How fast can you solve the following math problem: 882 minus 632 times 6 divided by 500 times 12 plus 45 equals . . .?
If it took you less than five seconds to get the answer of 81 (ignoring order of operations), you might be a strong contender for the new TV show “Genius Junior.”
The show, hosted by actor Neil Patrick Harris, debuted last month. Vinay Ayala, a 12-year-old from Reston, Virginia, competed in the fourth episode, which airs Sunday.
The format is a head-to-head contest in math, geography and spelling between teams of three 8- to 12-year-olds. Vinay and the other kids on his team — Bryan Henroid of Andover, Massachusetts, and Lillian Fisk, 10, of Kingsland, Georgia — didn’t know one another before taping the show, so it was a challenge to bond quickly.
“It was difficult [working with] two kids I had no clue [about] from a different part of the United States who are new [to me], and trying to learn about their qualities and what they’re good at, and trying to strategize our plan for the game,” Vinay told KidsPost.
The game has several parts. There are rapid-fire math calculations that get harder with each correct answer. Another round tests competitors’ ability to memorize and recall facts they wouldn’t ordinarily know — such as the 4,500 daily routes of a particular airline.
There are also brain teasers that you might be able to figure out in 10 minutes. But these kids have only 10 seconds to respond. Try spelling “wholeheartedly” backward.
Vinay couldn’t reveal whether the kids moved on to later rounds. The winning team will take home the “Genius Junior grant.” (NBC did not get back to KidsPost in time for publication to explain what the grant is.)
Many of the kids rattle off lists of accomplishments most adults can’t claim. Several have been admitted to Mensa — a society of people with high IQs — and one 9-year-old can recite the irrational number pi to 50 decimal places.
While he might not have a flashy skill, Vinay found his way onto the game show through his success at the international Future City Competition. That contest asks kids to plan a city that adapts to problems society is facing or will face.
Vinay, who had competed in Future City last year, was the leader of this year’s Edlin School team. He said the experience of working with classmates in a competitive environment helped prepare him for national television.

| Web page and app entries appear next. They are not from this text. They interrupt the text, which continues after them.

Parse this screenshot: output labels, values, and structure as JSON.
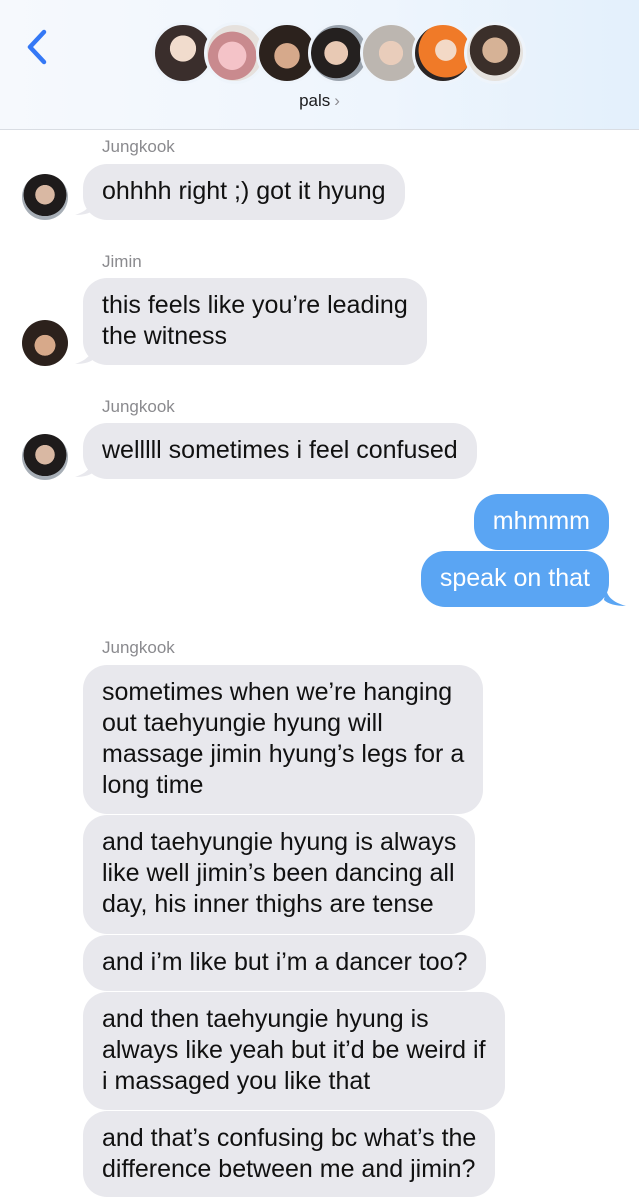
{
  "header": {
    "group_name": "pals",
    "chevron": "›",
    "back_icon": "chevron-left-icon",
    "accent_color": "#3478f6",
    "avatar_count": 7
  },
  "messages": [
    {
      "sender": "Jungkook",
      "text": "ohhhh right ;) got it hyung"
    },
    {
      "sender": "Jimin",
      "lines": [
        "this feels like you’re leading",
        "the witness"
      ]
    },
    {
      "sender": "Jungkook",
      "text": "welllll sometimes i feel confused"
    },
    {
      "outgoing": true,
      "text": "mhmmm"
    },
    {
      "outgoing": true,
      "text": "speak on that"
    },
    {
      "sender": "Jungkook",
      "lines": [
        "sometimes when we’re hanging",
        "out taehyungie hyung will",
        "massage jimin hyung’s legs for a",
        "long time"
      ]
    },
    {
      "lines": [
        "and taehyungie hyung is always",
        "like well jimin’s been dancing all",
        "day, his inner thighs are tense"
      ]
    },
    {
      "text": "and i’m like but i’m a dancer too?"
    },
    {
      "lines": [
        "and then taehyungie hyung is",
        "always like yeah but it’d be weird if",
        "i massaged you like that"
      ]
    },
    {
      "lines": [
        "and that’s confusing bc what’s the",
        "difference between me and jimin?"
      ]
    }
  ],
  "colors": {
    "incoming_bubble": "#e8e8ed",
    "outgoing_bubble": "#5aa5f3",
    "sender_label": "#8a8a8e"
  }
}
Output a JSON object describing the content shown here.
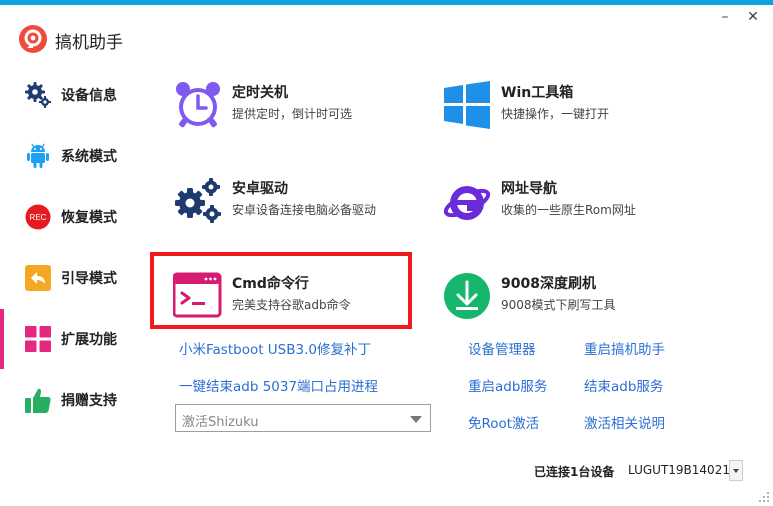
{
  "app": {
    "title": "搞机助手",
    "accent": "#0aa5df",
    "highlight": "#f0191f"
  },
  "window": {
    "minimize": "–",
    "close": "✕"
  },
  "sidebar": {
    "items": [
      {
        "label": "设备信息",
        "icon": "gear-icon"
      },
      {
        "label": "系统模式",
        "icon": "android-icon"
      },
      {
        "label": "恢复模式",
        "icon": "rec-icon",
        "badge": "REC"
      },
      {
        "label": "引导模式",
        "icon": "back-arrow-icon"
      },
      {
        "label": "扩展功能",
        "icon": "grid-icon",
        "active": true
      },
      {
        "label": "捐赠支持",
        "icon": "thumbs-up-icon"
      }
    ]
  },
  "cards": [
    {
      "title": "定时关机",
      "desc": "提供定时，倒计时可选",
      "icon": "alarm-clock-icon"
    },
    {
      "title": "Win工具箱",
      "desc": "快捷操作，一键打开",
      "icon": "windows-logo-icon"
    },
    {
      "title": "安卓驱动",
      "desc": "安卓设备连接电脑必备驱动",
      "icon": "gears-icon"
    },
    {
      "title": "网址导航",
      "desc": "收集的一些原生Rom网址",
      "icon": "ie-logo-icon"
    },
    {
      "title": "Cmd命令行",
      "desc": "完美支持谷歌adb命令",
      "icon": "terminal-icon"
    },
    {
      "title": "9008深度刷机",
      "desc": "9008模式下刷写工具",
      "icon": "download-icon"
    }
  ],
  "links": {
    "fastboot_fix": "小米Fastboot USB3.0修复补丁",
    "kill_adb": "一键结束adb 5037端口占用进程",
    "device_manager": "设备管理器",
    "restart_app": "重启搞机助手",
    "restart_adb": "重启adb服务",
    "stop_adb": "结束adb服务",
    "root_free": "免Root激活",
    "activation_help": "激活相关说明"
  },
  "shizuku": {
    "selected": "激活Shizuku"
  },
  "status": {
    "connected": "已连接1台设备",
    "device": "LUGUT19B14021"
  }
}
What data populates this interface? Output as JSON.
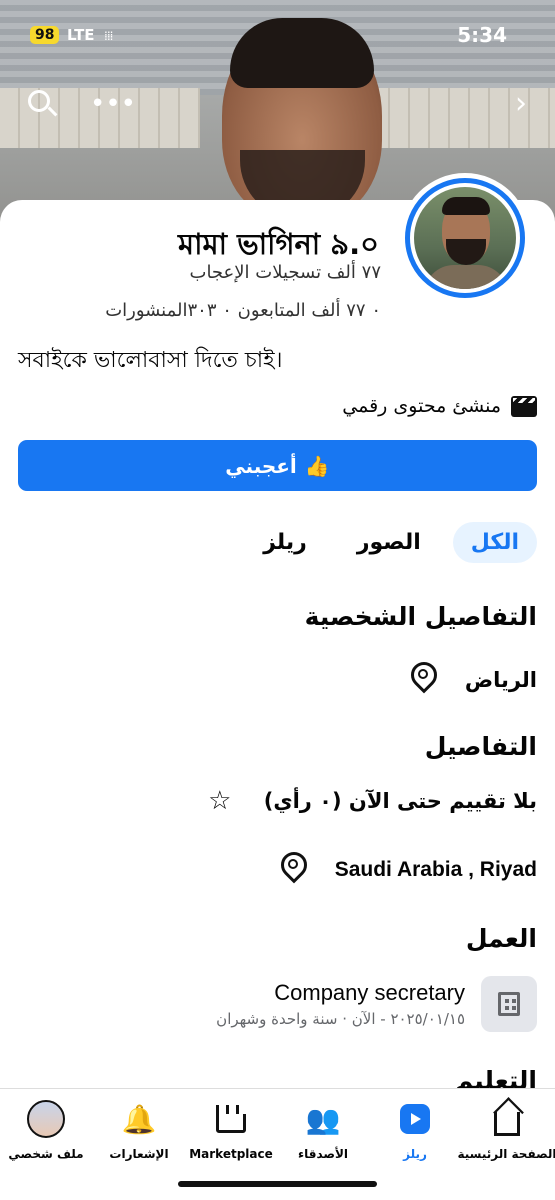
{
  "status_bar": {
    "battery": "98",
    "network": "LTE",
    "signal": "⁞⁞⁞",
    "time": "5:34"
  },
  "profile": {
    "name": "মামা ভাগিনা ৯.০",
    "likes": "٧٧ ألف تسجيلات الإعجاب",
    "stats": "٠ ٧٧ ألف المتابعون ٠ ٣٠٣المنشورات",
    "bio": "সবাইকে ভালোবাসা দিতে চাই।",
    "category": "منشئ محتوى رقمي"
  },
  "actions": {
    "like_label": "أعجبني"
  },
  "tabs": [
    {
      "label": "الكل",
      "active": true
    },
    {
      "label": "الصور",
      "active": false
    },
    {
      "label": "ريلز",
      "active": false
    }
  ],
  "personal_details": {
    "title": "التفاصيل الشخصية",
    "location": "الرياض"
  },
  "details": {
    "title": "التفاصيل",
    "rating": "بلا تقييم حتى الآن (٠ رأي)",
    "address": "Saudi Arabia  , Riyad"
  },
  "work": {
    "title": "العمل",
    "position": "Company secretary",
    "dates": "٢٠٢٥/٠١/١٥ - الآن · سنة واحدة وشهران"
  },
  "education": {
    "title": "التعليم"
  },
  "bottom_nav": {
    "home": "الصفحة الرئيسية",
    "reels": "ريلز",
    "friends": "الأصدقاء",
    "marketplace": "Marketplace",
    "notifications": "الإشعارات",
    "profile": "ملف شخصي"
  },
  "colors": {
    "accent": "#1877f2",
    "battery": "#f7d92d"
  }
}
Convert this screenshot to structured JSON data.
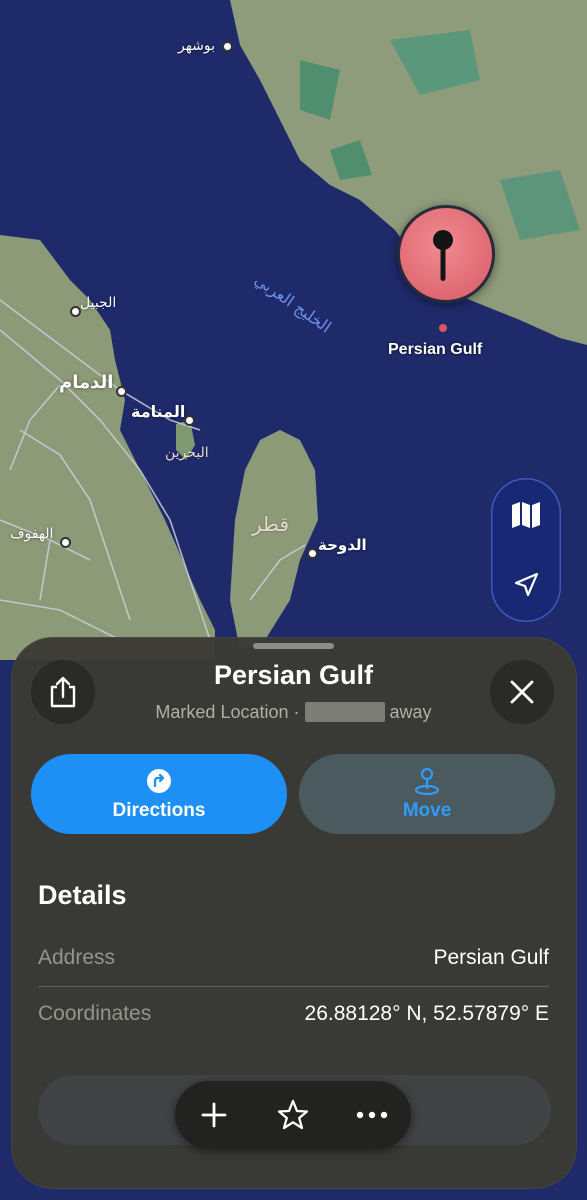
{
  "map": {
    "labels": {
      "bushehr": "بوشهر",
      "jubail": "الجبيل",
      "dammam": "الدمام",
      "manama": "المنامة",
      "bahrain": "البحرين",
      "hofuf": "الهفوف",
      "qatar": "قطر",
      "doha": "الدوحة",
      "gulf_sea_label": "الخليج العربي"
    },
    "pin": {
      "title": "Persian Gulf",
      "color": "#e0525b"
    },
    "colors": {
      "water": "#1f2a6b",
      "land": "#8d9a78",
      "accent": "#1e8ff5"
    }
  },
  "map_controls": {
    "map_mode_icon": "map-icon",
    "location_icon": "location-arrow-icon"
  },
  "sheet": {
    "title": "Persian Gulf",
    "subtitle_prefix": "Marked Location ·",
    "subtitle_suffix": "away",
    "share_icon": "share-icon",
    "close_icon": "close-icon",
    "actions": {
      "directions": "Directions",
      "move": "Move"
    },
    "details": {
      "heading": "Details",
      "rows": [
        {
          "label": "Address",
          "value": "Persian Gulf"
        },
        {
          "label": "Coordinates",
          "value": "26.88128° N, 52.57879° E"
        }
      ]
    },
    "toolbar": {
      "add_icon": "plus-icon",
      "favorite_icon": "star-icon",
      "more_icon": "ellipsis-icon"
    }
  }
}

“We had to work a lot harder this year because we had so many less people. Last year, we had a team of 13, I believe, and this year have six,” Vinay said. “So I had to step up and give them an assist” and help in all the communication.
After multiple rounds of judging and presentation, the Edlin team’s age-friendly city won the grand prize, and all of the members earned a trip to Space Camp this summer.
When the producers for the NBC show went looking for whiz kids across the United States, they turned to the Future City organizers for help.
After a few interviews and tests, Vinay was chosen to be one of 36 kids featured on “Genius Junior.”
When Vinay is not involved in academic competitions, he enjoys typical kid activities such as playing the NBA 2K video-game series and performing magic tricks. He wants to be a genetic engineer when he grows up but hopes you might see him on TV again after “Genius Junior” is over.
“I might try out for Jeopardy,” Vinay said. “I like being on TV — it’s so fun.”